MANILA (UPDATED)— President Rodrigo Duterte on Thursday said the country is maintaining its neutrality on Russia's invasion of Ukraine, despite mounting international sanctions on Moscow.
In his speech at Palo town in Leyte, Duterte described Russian President Vladimir Putin as his friend, but lamented that civilians were killed during Russia's invasion.
Duterte earlier called Putin "suicidal" for invading Ukraine, in what is considered as the biggest attack in the continent since World War II.
"Ibang lugar sa mundo nagpatayan na Europe, Russia nagwala na doon, so we better, ang ating neutrality, we just maintain it, umiwas tayo para hindi tayo madamay, hindi ako mag-commit," Duterte said in Bisaya.
"Kung ako, kung pupunta dito ang mga Amerikano, kung sasabihin ko ipapadala ang mga sundalo, hindi natin iyan away, mag-spillover, kung mapunta ang giyera dito mahirap yan, ayaw ko. Ako pa ang Presidente, hindi ako papayag kahit isang sundalo, hindi natin away yan, wag tayong makialam," he added.
Duterte earlier said the country had to take sides, recalling a proverb that the hottest place in hell is reserved for people who chose to be neutral in times of crisis.
The Philippine ambassador in Washington earlier said the President was open to offering the country's facilities to the United States, in case the war spills over to Asia.
Earlier this month, the country explicitly condemned Russia's war with Ukraine, with Malacañang saying that "war benefits no one."

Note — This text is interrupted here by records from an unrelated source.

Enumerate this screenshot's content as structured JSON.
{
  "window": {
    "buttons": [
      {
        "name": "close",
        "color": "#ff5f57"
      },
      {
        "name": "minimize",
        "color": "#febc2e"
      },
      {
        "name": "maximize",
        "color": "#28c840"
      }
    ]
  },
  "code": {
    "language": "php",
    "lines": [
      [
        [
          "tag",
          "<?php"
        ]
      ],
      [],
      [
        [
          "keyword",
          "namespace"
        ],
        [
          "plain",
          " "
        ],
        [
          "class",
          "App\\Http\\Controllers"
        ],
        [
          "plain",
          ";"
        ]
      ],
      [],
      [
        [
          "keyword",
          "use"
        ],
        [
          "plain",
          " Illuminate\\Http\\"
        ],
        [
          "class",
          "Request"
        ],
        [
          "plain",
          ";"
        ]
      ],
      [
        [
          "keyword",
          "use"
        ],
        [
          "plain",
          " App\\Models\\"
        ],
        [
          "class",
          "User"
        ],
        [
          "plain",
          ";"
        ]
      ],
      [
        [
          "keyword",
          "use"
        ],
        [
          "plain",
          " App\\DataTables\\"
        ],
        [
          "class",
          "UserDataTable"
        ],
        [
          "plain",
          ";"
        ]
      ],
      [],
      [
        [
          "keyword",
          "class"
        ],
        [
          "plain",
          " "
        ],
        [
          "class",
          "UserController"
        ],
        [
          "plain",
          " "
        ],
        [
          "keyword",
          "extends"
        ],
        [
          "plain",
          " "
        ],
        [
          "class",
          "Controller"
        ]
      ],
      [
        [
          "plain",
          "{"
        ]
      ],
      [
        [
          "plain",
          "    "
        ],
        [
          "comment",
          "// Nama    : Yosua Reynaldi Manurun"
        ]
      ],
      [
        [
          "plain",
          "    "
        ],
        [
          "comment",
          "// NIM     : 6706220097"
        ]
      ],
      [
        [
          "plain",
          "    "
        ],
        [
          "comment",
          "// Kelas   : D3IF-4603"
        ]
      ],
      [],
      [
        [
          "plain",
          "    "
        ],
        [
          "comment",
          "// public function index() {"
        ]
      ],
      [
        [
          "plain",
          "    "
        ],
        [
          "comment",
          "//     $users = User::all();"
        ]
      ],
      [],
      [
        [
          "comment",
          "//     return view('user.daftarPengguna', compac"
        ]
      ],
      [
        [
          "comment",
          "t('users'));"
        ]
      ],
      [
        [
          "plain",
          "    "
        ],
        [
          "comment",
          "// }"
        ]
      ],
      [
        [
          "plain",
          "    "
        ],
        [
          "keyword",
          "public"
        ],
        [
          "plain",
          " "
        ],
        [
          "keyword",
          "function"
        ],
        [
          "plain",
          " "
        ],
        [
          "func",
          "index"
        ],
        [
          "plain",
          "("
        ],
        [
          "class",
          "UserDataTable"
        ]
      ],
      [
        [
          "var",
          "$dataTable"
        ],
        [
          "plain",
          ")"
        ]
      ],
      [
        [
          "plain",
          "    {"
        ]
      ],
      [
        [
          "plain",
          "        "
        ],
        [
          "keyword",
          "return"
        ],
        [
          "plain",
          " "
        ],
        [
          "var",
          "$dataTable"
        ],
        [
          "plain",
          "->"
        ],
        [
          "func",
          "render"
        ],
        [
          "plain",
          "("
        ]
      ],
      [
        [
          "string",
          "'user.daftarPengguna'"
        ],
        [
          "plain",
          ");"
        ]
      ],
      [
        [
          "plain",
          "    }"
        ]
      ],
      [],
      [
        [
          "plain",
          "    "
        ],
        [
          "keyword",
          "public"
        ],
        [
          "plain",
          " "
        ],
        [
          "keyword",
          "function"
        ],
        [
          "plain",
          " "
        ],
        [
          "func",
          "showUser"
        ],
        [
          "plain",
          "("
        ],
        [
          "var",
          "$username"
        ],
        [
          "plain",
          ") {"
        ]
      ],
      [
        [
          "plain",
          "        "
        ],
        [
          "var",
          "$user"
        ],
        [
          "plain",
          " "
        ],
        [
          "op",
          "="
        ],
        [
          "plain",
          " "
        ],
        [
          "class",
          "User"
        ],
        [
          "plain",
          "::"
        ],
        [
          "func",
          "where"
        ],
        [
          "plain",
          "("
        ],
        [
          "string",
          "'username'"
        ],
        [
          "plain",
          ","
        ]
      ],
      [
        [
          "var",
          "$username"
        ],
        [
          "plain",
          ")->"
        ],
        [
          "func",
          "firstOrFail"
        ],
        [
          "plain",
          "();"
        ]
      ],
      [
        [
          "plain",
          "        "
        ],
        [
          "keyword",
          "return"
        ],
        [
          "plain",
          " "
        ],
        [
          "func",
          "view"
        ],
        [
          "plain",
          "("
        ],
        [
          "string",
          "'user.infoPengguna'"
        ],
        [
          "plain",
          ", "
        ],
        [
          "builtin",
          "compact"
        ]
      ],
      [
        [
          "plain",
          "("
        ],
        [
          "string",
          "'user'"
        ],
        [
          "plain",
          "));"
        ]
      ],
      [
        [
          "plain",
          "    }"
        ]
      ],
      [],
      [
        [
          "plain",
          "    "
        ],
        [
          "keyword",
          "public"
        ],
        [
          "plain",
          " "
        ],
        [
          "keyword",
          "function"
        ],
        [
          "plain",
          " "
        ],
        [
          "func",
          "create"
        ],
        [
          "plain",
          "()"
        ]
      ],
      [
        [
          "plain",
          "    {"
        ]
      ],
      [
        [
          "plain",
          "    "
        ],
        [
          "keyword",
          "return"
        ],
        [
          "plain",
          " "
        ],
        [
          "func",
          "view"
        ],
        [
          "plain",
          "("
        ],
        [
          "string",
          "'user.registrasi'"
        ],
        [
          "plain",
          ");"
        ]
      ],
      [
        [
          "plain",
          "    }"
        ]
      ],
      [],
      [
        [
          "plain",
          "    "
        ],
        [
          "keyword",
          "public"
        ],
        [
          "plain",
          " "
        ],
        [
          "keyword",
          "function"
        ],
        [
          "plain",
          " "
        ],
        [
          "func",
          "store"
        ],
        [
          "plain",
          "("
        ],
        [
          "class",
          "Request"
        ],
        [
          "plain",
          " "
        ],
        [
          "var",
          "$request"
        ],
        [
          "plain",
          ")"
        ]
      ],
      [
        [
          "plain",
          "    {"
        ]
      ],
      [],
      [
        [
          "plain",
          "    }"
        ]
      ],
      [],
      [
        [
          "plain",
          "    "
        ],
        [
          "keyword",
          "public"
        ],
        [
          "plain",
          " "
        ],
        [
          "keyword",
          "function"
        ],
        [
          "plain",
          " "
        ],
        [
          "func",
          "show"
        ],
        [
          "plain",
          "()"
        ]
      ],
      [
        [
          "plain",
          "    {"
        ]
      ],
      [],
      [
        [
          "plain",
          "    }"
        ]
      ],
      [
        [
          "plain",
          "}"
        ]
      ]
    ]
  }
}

Duterte has approved economic measures to cushion the blow on the Philippines of Russia's invasion of Ukraine, which includes boosting the domestic economy and releasing some P3 billion in fuel subsidy and discount vouchers for transport drivers.
Ukraine accused Russia earlier in the day of bombing a theater that was sheltering more than 1,000 civilians in the city of Mariupol, after US President Joe Biden branded Putin a "war criminal".
The United Nations said the Russia's invasion of Ukraine has killed at least 636 civilians, including 46 children, Reuters reported.
Almost 2 million people have fled to Poland from Ukraine since Russia launched its invasion on Feb. 24.
— With reports from Agence France-Presse and Reuters